In a survey of economists who work mostly for banks and businesses, a majority said some additional tax revenue is needed, along with spending cuts, to reduce the federal budget deficit.
Manuel Balce Ceneta/AP/File
Economists who work for the nation's businesses have a request that sounds off-key in a US election year: Taxes should go higher.
They aren't asking Congress to raise taxes right away, but their argument in a newly released survey is that federal deficits need to be controlled, and that more revenue is part of the answer.
"The vast majority of survey respondents favors some combination of higher taxes and reduced spending to reduce the federal budget deficit," says a report from the National Association for Business Economics (NABE), which conducted the survey in August.
Even President Obama, while calling for higher taxes on high-income Americans, doesn't couch his argument in rhetoric, saying, "I like higher taxes." He explains that he's been a tax cutter in his first term, but that the richest Americans need to chip in more in tough times.

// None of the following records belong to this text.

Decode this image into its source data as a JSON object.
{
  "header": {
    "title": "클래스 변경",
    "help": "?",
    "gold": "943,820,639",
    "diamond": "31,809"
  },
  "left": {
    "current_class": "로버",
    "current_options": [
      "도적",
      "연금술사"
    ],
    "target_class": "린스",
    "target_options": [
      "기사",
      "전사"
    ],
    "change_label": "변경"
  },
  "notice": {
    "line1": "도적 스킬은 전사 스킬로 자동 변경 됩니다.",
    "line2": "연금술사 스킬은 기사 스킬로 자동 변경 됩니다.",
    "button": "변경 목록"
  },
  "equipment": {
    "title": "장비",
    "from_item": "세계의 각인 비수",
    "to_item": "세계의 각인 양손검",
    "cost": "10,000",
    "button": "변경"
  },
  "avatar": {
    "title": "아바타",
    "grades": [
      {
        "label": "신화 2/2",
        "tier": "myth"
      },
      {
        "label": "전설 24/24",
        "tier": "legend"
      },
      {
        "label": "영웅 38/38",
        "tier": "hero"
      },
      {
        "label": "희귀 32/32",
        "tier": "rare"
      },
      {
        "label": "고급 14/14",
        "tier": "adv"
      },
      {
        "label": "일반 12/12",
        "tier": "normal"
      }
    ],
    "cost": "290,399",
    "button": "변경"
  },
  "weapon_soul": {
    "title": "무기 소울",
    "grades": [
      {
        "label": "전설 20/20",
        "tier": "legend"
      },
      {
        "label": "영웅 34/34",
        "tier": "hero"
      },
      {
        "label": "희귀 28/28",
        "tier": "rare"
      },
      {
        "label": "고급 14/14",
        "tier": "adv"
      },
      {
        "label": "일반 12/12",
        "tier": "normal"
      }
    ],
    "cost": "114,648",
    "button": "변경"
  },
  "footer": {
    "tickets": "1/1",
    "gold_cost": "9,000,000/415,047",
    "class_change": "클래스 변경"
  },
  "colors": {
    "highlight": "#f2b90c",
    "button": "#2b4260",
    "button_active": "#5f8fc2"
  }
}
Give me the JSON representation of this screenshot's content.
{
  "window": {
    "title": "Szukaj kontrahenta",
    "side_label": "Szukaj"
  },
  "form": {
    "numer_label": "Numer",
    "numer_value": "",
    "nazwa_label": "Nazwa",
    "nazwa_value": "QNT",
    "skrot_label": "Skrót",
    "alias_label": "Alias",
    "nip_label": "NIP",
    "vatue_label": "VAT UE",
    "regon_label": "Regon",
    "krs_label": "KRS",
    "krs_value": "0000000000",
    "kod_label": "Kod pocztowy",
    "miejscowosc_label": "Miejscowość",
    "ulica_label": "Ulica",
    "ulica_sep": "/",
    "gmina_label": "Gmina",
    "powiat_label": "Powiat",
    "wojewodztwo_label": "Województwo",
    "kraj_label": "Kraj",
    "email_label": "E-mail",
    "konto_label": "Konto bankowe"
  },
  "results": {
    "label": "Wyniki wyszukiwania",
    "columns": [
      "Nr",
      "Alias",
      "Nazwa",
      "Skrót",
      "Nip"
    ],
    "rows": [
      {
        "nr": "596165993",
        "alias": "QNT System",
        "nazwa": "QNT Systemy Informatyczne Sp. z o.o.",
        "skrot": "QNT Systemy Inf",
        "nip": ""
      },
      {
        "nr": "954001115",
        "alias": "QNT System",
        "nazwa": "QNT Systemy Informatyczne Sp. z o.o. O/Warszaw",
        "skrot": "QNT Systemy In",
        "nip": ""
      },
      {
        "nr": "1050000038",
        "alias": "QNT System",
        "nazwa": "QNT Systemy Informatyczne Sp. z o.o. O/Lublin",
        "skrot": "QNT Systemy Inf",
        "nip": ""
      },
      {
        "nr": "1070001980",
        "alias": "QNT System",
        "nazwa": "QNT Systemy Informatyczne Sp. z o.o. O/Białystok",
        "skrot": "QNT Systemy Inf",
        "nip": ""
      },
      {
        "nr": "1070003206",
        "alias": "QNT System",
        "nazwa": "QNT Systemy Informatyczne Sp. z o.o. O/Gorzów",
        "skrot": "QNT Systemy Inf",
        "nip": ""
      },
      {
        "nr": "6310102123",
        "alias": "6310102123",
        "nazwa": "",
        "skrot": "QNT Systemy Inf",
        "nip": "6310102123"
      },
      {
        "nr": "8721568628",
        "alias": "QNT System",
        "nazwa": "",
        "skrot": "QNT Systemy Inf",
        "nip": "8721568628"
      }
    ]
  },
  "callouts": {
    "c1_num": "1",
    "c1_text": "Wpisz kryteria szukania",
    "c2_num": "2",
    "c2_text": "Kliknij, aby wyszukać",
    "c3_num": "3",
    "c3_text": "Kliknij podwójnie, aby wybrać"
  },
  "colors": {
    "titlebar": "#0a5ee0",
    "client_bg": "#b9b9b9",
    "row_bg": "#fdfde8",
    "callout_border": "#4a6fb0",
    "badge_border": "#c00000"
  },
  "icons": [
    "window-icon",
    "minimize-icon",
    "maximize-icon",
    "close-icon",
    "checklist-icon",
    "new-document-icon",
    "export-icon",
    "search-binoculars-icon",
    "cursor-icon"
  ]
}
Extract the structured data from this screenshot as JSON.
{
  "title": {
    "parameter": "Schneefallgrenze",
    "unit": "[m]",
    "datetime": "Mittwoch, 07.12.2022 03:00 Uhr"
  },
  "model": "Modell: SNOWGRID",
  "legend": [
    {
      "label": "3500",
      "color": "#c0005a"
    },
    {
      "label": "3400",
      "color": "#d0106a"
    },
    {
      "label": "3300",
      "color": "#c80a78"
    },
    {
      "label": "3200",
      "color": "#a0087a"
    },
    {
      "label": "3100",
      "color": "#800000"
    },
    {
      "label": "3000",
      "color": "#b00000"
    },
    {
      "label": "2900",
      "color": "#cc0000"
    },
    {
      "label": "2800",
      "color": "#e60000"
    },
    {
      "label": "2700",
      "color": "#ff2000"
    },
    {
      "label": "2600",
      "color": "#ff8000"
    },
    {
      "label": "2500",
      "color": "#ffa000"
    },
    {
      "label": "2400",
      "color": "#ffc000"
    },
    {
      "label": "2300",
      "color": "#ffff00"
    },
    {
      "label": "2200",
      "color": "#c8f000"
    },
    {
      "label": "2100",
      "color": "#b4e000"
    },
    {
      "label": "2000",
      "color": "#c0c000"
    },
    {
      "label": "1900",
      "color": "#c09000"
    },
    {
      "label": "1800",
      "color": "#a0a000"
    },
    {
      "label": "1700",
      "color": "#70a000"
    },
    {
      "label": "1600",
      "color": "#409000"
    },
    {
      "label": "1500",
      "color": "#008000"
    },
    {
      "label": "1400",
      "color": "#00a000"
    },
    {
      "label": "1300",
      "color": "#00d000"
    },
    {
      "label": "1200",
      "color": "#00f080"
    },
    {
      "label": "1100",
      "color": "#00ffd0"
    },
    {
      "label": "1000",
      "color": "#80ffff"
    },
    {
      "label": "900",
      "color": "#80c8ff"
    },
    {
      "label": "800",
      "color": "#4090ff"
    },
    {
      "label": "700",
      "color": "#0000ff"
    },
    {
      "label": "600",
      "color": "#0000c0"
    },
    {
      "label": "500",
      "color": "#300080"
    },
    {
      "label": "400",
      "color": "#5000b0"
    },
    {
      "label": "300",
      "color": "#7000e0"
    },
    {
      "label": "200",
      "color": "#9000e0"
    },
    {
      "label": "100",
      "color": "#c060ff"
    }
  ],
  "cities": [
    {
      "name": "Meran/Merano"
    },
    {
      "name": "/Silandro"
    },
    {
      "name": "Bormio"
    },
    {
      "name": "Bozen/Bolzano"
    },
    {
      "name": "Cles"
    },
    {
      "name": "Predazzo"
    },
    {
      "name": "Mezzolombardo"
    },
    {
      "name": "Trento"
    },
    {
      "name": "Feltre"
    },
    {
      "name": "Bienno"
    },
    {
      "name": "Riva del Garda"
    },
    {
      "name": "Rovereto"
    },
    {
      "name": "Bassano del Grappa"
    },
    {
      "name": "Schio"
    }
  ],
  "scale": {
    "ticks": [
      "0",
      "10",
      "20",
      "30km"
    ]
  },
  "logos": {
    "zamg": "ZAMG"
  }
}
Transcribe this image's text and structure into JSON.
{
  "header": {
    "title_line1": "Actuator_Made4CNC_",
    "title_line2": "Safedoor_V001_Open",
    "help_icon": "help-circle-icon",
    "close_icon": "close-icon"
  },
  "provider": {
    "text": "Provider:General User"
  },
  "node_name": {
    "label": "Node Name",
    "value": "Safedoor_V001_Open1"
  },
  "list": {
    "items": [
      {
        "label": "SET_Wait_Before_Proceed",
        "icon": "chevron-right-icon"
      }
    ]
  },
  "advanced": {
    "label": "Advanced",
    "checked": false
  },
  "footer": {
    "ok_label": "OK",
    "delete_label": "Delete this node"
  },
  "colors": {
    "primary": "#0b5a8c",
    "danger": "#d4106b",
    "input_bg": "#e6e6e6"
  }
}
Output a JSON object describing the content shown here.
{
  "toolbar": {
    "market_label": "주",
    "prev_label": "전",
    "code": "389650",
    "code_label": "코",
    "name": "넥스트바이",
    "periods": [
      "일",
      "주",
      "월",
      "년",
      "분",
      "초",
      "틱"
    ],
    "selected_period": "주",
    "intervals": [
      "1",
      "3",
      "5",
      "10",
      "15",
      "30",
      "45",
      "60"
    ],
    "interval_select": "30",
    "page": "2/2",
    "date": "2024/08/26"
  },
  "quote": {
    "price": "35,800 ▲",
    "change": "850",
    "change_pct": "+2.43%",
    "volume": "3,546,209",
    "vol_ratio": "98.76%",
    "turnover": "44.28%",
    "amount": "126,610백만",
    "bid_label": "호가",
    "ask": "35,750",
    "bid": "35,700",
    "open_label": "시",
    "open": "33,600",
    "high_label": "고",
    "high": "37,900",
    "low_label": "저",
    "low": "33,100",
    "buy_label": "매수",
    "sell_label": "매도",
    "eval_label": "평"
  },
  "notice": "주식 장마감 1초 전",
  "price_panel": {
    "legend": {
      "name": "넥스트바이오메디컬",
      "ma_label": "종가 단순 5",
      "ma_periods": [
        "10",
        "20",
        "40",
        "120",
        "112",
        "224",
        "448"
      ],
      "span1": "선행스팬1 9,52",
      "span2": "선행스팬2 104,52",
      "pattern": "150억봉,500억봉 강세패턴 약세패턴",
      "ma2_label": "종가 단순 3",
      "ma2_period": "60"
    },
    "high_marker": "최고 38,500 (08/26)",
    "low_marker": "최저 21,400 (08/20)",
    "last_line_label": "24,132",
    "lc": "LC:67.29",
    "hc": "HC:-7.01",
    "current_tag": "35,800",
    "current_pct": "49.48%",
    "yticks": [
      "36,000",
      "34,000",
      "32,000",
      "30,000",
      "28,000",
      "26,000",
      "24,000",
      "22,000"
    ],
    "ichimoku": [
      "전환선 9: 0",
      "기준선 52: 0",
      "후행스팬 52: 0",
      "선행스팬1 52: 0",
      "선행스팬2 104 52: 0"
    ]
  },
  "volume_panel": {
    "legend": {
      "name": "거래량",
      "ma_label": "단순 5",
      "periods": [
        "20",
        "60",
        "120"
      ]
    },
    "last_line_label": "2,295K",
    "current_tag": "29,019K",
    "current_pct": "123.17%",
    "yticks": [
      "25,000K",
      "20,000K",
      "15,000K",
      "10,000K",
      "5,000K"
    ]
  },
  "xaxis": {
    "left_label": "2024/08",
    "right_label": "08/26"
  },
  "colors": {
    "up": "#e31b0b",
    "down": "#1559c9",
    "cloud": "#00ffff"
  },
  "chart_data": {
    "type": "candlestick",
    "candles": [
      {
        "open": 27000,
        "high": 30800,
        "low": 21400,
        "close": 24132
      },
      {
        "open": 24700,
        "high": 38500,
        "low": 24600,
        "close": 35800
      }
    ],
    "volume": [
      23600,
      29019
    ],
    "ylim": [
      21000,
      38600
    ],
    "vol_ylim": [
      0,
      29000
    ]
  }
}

In the survey of 236 economists, who work mostly for banks and businesses, only one-third said that fiscal policy should be "tightened," as would occur with tax hikes, over the next year. But a majority said policy should become tighter starting in 2014.